Cold spraying has been developed as a high-quality metallic coating process. On the other hand, cold spraying of ceramic material is still difficult due to a lack of its ductility which is required for this process. There are several reports to fabricate ceramic coatings through this process. However, the deposition mechanism of cold-sprayed ceramic material has not yet been clarified. This study aims to clarify the importance of the microstructure of feedstock powder material on the formation of thick ceramic coating through cold spray process. Yttria powders with different specific surface area were prepared and coldsprayed onto aluminum alloy substrate. Furthermore, the microstructure of feedstock powder materials was carefully observed. The results revealed that the higher specific surface area enhanced the deposition of cold-sprayed ceramic particles and enabled to fabricate thick coatings. Fine primary particles agglomerated with high specific surface area and porous structure can be the most important factor to realize the fabrication of thick ceramic coatings by cold spray.

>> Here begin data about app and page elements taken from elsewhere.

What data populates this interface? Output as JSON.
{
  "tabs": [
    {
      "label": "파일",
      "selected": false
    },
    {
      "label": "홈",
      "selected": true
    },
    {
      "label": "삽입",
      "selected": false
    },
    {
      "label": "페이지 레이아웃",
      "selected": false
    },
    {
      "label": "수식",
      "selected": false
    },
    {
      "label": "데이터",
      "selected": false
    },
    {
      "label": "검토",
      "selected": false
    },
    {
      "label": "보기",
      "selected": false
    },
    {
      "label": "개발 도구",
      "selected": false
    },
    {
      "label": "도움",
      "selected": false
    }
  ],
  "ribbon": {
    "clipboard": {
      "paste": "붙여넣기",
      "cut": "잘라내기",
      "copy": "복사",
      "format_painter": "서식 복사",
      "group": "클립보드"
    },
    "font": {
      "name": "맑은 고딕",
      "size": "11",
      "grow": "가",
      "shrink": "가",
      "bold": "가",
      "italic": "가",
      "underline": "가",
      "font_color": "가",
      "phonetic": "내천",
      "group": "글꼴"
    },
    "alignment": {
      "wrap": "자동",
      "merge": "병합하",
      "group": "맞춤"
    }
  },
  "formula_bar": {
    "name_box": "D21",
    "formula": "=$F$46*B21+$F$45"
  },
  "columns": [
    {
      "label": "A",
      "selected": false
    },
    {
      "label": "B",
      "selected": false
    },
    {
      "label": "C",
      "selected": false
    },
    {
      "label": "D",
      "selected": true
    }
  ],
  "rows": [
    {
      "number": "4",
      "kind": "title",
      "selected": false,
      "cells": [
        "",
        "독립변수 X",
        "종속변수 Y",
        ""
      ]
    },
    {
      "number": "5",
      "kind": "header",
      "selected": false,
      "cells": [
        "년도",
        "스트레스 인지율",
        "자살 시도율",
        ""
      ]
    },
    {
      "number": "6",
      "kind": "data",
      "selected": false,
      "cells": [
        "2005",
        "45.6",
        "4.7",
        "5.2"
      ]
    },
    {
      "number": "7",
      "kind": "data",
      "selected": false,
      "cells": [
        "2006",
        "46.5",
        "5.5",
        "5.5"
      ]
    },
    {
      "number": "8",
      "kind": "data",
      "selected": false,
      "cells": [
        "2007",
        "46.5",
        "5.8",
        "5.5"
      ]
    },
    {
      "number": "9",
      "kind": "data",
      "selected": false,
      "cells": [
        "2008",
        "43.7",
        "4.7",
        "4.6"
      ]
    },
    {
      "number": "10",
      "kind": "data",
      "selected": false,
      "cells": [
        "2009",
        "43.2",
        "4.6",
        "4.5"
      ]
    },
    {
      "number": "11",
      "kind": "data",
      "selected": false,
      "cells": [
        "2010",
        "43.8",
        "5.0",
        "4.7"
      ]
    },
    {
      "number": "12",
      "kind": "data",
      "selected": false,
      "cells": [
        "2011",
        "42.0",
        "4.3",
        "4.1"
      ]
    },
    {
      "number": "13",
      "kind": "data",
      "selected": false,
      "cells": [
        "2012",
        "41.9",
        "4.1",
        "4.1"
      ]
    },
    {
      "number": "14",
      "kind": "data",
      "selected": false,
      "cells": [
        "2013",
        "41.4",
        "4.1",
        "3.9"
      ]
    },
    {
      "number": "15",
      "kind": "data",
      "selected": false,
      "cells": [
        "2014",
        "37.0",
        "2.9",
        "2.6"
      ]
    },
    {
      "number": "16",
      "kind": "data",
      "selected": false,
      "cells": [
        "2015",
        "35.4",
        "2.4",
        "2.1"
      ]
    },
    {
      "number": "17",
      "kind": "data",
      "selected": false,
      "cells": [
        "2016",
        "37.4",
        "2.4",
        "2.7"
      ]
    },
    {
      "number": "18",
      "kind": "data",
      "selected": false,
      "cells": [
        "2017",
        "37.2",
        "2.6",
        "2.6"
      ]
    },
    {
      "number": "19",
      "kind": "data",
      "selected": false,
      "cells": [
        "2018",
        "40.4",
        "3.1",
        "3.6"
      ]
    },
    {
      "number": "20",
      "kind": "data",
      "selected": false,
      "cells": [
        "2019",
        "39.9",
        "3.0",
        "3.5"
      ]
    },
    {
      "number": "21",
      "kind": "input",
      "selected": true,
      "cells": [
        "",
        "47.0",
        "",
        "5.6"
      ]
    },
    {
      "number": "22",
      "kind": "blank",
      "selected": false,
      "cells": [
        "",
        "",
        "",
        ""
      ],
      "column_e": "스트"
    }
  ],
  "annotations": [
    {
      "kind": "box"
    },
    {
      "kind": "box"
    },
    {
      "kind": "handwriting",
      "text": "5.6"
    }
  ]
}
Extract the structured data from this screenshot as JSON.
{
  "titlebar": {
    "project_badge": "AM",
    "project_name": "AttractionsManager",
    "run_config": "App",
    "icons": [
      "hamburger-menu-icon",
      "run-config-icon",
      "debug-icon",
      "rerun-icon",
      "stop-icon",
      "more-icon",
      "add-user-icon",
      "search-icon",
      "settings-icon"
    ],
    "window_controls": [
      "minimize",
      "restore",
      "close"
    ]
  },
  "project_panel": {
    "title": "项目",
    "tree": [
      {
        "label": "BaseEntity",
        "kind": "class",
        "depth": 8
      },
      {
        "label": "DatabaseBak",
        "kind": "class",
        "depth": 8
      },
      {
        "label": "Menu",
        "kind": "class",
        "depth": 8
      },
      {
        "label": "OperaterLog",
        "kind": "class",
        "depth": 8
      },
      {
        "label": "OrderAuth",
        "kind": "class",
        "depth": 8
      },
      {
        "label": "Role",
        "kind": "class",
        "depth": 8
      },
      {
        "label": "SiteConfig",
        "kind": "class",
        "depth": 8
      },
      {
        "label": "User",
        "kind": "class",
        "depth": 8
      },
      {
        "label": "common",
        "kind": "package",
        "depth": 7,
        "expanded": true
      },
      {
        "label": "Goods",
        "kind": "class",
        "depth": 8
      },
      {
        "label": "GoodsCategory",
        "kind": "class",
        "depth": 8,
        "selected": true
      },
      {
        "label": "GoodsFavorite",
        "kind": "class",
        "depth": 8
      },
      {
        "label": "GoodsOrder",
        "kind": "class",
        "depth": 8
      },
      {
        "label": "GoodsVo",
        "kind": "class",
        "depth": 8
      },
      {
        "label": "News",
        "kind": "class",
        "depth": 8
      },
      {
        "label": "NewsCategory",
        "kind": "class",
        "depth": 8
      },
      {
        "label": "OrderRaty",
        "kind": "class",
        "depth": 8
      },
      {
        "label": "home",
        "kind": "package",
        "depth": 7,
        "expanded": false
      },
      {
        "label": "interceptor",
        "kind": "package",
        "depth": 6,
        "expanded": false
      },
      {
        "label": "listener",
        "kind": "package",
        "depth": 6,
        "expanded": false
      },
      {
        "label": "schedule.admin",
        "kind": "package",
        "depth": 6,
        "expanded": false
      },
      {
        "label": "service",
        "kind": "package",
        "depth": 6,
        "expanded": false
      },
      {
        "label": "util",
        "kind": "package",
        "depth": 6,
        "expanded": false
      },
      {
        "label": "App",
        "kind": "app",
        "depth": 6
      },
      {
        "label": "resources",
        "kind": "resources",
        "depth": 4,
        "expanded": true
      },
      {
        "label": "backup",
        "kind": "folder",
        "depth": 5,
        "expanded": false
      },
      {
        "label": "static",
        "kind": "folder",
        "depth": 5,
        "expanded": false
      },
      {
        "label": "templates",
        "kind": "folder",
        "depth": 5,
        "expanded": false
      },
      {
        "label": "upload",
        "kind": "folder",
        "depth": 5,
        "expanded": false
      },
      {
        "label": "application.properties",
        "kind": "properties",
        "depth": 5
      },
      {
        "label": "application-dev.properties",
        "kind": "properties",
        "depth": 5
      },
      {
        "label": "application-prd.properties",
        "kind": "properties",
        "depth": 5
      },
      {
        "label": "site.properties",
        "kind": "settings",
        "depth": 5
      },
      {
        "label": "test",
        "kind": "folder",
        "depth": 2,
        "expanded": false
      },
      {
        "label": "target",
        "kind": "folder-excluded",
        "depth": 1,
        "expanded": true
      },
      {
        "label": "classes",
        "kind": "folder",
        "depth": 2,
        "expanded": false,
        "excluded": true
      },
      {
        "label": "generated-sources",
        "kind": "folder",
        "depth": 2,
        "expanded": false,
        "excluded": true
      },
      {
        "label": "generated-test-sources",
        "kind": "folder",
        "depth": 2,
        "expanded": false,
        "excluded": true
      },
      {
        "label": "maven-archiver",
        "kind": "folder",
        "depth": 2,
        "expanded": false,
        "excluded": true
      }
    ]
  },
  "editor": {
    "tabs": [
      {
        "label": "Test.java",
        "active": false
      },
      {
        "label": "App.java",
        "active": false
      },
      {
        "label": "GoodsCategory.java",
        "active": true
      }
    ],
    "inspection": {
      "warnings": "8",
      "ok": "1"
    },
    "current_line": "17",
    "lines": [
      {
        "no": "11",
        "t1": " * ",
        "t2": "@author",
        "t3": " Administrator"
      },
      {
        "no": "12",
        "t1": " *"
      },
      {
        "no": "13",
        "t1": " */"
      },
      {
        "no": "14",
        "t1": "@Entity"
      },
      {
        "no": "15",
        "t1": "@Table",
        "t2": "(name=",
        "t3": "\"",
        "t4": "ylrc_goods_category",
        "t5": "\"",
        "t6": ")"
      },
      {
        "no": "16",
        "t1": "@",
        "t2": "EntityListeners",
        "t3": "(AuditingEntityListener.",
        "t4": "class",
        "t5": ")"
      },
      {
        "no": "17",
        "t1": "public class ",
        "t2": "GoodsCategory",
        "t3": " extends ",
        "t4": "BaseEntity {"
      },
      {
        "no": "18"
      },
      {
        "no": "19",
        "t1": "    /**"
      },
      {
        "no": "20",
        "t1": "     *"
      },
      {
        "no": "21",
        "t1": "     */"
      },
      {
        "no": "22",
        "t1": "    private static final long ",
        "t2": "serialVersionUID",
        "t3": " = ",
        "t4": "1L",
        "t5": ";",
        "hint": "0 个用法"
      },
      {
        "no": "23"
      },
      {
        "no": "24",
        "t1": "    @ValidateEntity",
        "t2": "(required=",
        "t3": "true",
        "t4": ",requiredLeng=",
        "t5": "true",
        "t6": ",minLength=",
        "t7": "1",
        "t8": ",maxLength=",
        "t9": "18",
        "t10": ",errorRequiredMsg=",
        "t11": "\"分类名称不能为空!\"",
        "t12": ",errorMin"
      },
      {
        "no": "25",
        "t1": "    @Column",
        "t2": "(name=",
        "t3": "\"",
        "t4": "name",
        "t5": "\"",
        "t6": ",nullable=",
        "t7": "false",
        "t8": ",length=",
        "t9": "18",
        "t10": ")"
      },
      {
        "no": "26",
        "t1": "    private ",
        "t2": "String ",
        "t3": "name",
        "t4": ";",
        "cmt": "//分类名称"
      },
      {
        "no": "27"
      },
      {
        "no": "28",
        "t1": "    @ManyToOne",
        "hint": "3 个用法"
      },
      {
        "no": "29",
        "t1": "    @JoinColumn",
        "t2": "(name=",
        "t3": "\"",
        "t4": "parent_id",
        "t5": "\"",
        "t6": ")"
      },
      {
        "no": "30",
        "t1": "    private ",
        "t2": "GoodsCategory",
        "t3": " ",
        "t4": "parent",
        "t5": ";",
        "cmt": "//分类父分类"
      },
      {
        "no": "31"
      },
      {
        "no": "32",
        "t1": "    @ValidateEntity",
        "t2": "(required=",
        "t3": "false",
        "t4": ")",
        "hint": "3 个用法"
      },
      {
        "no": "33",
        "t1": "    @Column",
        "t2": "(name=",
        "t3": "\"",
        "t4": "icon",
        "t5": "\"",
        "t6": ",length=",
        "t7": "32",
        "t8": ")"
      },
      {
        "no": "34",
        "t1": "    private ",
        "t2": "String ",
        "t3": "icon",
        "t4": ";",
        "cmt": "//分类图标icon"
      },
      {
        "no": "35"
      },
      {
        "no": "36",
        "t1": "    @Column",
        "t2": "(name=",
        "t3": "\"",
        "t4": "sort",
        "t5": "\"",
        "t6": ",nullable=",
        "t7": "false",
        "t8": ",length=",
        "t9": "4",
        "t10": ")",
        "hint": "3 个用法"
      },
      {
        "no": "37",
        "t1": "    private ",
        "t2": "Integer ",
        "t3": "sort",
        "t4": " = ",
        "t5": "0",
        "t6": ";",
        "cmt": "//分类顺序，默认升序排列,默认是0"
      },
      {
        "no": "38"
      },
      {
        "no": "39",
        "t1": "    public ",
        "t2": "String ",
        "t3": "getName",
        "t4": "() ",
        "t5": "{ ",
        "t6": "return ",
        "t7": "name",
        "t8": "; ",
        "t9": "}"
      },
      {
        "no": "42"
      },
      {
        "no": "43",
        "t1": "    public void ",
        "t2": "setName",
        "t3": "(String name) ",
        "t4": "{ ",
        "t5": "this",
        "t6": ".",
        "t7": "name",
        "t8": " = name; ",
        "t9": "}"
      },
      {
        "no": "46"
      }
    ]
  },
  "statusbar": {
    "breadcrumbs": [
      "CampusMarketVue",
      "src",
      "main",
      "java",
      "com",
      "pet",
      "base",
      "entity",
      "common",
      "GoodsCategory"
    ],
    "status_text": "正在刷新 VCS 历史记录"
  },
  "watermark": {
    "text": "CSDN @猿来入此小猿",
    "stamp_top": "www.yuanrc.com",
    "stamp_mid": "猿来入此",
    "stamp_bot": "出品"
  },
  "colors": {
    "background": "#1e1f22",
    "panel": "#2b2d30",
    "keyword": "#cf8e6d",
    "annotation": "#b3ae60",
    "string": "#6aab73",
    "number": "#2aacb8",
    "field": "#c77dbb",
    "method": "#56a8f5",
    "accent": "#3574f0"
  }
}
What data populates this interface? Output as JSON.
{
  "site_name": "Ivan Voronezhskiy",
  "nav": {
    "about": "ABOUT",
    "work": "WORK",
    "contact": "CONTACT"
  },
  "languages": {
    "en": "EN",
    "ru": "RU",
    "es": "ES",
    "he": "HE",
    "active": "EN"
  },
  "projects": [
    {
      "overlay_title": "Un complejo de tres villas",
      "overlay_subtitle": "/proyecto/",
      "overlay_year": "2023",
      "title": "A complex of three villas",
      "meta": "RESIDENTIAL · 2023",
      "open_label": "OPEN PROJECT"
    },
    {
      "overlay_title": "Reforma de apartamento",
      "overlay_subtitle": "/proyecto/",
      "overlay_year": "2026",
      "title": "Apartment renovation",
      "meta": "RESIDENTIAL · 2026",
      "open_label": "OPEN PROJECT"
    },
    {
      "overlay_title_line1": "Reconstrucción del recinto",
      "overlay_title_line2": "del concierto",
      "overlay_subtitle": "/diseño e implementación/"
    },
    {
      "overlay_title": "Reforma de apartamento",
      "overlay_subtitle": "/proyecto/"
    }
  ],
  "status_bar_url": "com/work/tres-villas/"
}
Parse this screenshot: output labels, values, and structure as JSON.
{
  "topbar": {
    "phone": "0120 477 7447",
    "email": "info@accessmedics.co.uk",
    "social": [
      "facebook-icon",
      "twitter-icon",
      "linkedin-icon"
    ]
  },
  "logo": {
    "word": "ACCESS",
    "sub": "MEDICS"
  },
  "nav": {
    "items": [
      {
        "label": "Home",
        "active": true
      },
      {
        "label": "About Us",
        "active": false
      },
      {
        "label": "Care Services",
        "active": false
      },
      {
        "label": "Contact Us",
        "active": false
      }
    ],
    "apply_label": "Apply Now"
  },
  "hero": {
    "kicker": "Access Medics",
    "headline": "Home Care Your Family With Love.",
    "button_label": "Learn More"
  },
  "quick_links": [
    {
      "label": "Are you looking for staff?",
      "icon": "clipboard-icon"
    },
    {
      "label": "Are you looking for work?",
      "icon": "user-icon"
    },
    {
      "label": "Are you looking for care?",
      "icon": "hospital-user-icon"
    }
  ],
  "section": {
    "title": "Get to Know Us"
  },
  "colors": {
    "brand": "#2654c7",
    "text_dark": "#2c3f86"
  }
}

Additional better-quality homogeneous microstructures can be rendered available by the use of finer ceramic particles in thermal spraying, which in-turn requires more precise and advanced evaluation approaches for assessing their microstructures and properties, such as a nanoindentation method. However, it is important to examine whether the required microstructure and phase information can be accurately obtained using the nanoindentation method. In this study, the hardness and Young's modulus were measured by the nanoindentation method and were statistically evaluated by the Weibull distribution. As a case study, alumina coatings deposited by atmospheric plasma spraying (APS) and high-velocity oxyfuelflame spraying (HVOF) were examined. When medium-sized alpha-alumina powder was sprayed by APS, the coating consisted of alpha- and gamma-alumina, and the Weibull plot of the hardness showed a bimodal distribution. Conversely, in the case of small-sized powder sprayed by APS, the coating exhibited a gamma-phase and a unimodal distribution. When finer alphaalumina powder was sprayed using HVOF, it consisted of alpha, gamma, and non-crystalline phases, and the Weibull plot revealed a bimodal distribution. The gamma and non-crystalline phases were considered to appear from molten states and as the alpha phase was believed to originate from the unmolten states of the particles. Therefore, the unimodal distribution was ascribed to the molten state of the particle, while the bimodal distribution to the molten and unmolten states.